For Hodges, that meant an immediate $150,000 worth of business was canceled.
The company counts a number of local events among its clientele. That includes many of the dog shows at Purina Farms in Gray Summit, both the Washington Town and Country Fair and Franklin County Youth Fair in Union and the annual fire prevention poster contest sponsored by the Washington Volunteer Fire Company, to name a few.
Overall Hodges’ customer base is mostly inside the United States, since the cost to ship its product outside the country can often be almost as much as the product itself.
Family Owned Since 1920
Hodges Badge Company was founded in 1920 by William Hodges, great-grandfather of Rick Hodges, in or around Milford, N.H. He started the company as salesman, order taker and head printer, the Hodges website notes. His two younger daughters, Anna and Emaline, worked for him doing assembly, stitching or whatever other work was required.
Hodges called itself a badge company because in 1920s America fraternal lodges were popular — The Moose, The Elks, The Order of Eastern Star, The Odd Fellows . . .

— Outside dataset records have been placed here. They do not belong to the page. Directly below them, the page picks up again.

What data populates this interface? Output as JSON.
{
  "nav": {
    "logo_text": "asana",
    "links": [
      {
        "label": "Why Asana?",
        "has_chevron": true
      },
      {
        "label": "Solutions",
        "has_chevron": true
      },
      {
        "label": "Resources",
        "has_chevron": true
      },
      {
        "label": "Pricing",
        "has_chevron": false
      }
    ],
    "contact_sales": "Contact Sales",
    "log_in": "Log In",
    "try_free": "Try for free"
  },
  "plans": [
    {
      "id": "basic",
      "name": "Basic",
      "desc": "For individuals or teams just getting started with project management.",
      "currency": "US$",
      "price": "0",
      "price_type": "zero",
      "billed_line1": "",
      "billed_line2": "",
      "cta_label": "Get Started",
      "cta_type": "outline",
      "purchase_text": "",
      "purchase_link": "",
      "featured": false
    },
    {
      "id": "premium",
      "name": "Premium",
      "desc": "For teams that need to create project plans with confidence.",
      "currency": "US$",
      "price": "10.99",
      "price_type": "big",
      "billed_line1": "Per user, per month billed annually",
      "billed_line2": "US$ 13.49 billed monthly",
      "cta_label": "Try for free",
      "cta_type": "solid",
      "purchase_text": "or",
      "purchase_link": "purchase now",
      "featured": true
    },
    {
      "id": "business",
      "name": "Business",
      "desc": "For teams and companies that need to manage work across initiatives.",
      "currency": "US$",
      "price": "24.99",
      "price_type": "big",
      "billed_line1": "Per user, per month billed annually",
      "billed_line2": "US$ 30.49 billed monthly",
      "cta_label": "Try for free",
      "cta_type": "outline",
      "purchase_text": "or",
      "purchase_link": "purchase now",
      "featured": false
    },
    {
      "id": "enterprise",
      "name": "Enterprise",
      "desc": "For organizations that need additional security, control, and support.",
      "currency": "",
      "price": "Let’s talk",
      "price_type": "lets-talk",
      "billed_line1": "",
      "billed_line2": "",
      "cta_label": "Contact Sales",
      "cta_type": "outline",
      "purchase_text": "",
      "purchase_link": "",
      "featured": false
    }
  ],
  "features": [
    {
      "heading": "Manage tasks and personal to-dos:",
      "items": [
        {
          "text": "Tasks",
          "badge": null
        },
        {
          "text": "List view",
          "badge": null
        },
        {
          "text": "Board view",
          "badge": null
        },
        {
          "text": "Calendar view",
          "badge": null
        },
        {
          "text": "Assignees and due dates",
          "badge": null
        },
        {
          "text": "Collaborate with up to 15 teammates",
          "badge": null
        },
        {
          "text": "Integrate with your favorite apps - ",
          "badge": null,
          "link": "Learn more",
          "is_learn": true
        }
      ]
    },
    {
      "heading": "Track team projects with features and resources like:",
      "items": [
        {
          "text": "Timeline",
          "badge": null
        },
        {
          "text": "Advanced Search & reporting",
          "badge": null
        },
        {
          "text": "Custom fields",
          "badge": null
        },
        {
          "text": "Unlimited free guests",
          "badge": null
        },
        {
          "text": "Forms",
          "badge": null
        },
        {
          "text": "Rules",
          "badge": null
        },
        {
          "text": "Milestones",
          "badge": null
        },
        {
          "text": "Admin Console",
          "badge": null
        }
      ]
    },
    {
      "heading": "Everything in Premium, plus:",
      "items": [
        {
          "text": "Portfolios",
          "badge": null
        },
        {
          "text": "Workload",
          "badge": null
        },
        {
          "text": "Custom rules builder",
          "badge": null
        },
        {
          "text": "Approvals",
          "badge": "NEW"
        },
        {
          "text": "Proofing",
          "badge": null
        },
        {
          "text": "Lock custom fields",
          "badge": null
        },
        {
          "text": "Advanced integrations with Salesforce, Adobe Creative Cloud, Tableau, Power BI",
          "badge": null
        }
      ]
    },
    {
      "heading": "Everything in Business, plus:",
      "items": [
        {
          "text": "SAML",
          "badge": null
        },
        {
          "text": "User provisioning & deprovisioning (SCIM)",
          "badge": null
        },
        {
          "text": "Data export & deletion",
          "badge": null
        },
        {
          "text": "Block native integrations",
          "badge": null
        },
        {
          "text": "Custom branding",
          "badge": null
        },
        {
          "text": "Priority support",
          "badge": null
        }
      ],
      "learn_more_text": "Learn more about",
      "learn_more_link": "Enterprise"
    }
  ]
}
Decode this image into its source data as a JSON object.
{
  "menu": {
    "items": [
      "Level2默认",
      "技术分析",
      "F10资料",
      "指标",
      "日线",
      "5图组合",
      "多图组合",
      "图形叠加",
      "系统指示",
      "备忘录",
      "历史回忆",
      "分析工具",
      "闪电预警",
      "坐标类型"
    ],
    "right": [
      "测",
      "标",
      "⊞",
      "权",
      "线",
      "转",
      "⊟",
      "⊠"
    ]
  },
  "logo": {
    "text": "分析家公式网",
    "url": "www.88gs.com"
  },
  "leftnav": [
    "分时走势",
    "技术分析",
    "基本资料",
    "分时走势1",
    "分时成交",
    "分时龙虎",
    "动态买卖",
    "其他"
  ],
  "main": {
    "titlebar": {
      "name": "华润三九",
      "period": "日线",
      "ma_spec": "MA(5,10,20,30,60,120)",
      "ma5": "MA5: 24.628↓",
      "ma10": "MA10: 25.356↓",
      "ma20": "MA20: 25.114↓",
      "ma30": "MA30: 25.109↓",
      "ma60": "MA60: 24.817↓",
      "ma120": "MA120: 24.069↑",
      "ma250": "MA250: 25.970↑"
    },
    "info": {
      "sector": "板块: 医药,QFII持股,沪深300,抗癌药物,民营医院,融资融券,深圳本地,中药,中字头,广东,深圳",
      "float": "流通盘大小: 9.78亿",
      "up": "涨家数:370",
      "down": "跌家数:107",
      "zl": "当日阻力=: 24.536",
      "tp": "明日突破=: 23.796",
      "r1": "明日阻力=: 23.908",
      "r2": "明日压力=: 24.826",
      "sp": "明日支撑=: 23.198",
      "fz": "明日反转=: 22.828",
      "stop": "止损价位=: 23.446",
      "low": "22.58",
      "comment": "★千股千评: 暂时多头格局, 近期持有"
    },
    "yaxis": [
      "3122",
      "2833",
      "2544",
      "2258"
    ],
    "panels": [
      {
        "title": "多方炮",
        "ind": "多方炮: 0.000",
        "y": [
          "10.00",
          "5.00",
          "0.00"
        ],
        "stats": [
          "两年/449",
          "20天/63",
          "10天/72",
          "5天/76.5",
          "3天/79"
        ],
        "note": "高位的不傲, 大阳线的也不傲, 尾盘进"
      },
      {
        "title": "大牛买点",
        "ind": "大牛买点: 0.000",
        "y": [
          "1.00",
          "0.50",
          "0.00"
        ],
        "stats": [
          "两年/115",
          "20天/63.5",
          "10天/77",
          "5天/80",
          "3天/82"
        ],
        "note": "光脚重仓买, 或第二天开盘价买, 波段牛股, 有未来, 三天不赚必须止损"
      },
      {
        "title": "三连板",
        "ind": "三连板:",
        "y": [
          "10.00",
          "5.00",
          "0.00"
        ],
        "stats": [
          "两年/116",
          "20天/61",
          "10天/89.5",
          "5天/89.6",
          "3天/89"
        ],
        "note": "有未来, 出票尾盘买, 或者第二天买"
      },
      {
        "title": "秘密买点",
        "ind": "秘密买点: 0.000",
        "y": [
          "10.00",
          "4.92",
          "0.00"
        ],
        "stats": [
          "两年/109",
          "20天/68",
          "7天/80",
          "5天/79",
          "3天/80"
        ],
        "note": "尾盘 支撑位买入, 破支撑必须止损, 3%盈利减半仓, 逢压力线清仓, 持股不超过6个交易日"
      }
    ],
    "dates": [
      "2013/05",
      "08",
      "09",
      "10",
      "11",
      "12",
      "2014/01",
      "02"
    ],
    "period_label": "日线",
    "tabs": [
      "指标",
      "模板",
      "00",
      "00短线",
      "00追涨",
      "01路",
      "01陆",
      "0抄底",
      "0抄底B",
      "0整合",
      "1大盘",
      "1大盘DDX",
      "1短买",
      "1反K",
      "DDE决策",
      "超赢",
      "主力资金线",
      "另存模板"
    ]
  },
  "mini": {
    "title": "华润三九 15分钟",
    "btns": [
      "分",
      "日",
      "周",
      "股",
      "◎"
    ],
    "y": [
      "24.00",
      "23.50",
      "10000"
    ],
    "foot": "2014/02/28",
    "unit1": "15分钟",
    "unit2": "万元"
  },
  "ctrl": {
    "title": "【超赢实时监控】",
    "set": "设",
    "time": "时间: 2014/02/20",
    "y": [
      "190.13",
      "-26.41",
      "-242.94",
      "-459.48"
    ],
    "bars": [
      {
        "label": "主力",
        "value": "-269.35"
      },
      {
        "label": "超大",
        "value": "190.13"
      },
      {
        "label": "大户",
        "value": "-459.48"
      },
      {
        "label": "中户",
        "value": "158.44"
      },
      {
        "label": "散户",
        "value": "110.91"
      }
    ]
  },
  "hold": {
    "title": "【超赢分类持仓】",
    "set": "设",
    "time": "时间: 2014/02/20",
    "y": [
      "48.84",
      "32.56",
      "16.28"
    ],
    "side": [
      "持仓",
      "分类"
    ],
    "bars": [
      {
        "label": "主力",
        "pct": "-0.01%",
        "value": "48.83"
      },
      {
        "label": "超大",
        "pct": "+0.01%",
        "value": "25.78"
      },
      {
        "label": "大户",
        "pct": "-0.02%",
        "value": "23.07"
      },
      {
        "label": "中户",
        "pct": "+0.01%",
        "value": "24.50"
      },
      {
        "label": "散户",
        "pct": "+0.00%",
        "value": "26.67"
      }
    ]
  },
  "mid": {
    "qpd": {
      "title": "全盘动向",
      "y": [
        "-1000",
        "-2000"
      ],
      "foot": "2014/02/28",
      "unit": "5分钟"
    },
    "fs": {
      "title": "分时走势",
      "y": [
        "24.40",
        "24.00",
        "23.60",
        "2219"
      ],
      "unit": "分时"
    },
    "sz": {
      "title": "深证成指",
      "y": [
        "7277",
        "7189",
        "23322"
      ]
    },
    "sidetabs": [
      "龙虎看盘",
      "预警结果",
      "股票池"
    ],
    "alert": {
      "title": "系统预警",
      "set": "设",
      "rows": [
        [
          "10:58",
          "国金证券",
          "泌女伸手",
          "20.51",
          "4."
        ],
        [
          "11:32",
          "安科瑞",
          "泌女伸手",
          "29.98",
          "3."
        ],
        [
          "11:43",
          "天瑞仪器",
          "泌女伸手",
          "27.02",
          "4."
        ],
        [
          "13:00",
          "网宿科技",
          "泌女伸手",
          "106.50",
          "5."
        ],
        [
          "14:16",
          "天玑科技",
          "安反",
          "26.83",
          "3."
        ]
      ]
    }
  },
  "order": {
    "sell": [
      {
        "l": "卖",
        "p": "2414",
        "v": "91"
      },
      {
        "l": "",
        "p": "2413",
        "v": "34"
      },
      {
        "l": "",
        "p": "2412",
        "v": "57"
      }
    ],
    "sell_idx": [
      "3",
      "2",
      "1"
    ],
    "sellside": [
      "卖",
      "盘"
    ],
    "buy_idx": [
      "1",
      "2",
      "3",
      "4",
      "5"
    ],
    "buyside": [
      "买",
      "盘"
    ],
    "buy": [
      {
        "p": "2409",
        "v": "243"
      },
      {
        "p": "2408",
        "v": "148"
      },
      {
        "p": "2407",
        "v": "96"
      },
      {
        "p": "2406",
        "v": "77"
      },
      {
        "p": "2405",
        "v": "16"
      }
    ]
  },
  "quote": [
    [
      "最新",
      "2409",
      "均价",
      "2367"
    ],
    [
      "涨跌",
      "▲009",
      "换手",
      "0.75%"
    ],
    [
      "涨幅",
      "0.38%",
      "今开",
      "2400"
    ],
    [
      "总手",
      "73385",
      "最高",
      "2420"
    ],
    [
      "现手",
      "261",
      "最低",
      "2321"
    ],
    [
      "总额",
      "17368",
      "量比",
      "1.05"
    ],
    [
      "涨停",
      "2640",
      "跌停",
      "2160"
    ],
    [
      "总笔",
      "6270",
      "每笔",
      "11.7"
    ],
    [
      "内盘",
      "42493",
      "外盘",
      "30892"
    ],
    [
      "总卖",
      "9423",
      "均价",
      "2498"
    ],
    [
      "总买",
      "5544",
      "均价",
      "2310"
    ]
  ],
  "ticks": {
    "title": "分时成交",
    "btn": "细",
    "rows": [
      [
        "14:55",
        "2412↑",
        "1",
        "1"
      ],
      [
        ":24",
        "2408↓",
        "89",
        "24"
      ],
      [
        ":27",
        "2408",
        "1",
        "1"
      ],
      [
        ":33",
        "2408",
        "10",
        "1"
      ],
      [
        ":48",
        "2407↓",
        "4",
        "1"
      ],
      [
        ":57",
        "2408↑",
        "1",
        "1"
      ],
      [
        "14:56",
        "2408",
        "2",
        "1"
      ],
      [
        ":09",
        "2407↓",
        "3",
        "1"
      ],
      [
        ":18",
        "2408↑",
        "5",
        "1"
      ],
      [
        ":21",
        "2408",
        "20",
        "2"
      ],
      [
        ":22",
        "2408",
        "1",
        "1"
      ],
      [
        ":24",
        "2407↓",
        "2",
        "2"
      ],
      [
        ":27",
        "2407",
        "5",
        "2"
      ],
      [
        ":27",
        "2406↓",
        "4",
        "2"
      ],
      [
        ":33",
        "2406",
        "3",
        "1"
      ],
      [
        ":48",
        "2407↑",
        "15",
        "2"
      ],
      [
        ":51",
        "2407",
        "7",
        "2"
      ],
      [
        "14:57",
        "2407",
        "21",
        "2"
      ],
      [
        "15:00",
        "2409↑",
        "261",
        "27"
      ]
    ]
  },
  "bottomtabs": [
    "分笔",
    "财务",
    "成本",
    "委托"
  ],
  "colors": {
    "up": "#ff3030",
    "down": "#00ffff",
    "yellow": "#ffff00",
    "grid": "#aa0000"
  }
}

“Since you didn’t have television what you did for entertainment two or three nights a week was wander over to ‘The Lodge’ and swap stories with your friends,” the website reads. “When the Lodge marched in a parade, had a formal dinner, or buried a deceased member, every member pinned on his badge, which usually consisted of a fancy brass bar at the top, proclaiming member, or president, or the most impressive title that could be invented, a hanging ribbon, and fringe at the bottom. The ribbon was printed with the lodge’s name, on one side gold print on a multicolored ribbon and on the back silver print on black for funerals.
“They required lots of assembly to sew the front and back ribbons together, and to attach the fringe at the bottom. We made reversible badges, so we were Hodges Badge Company.”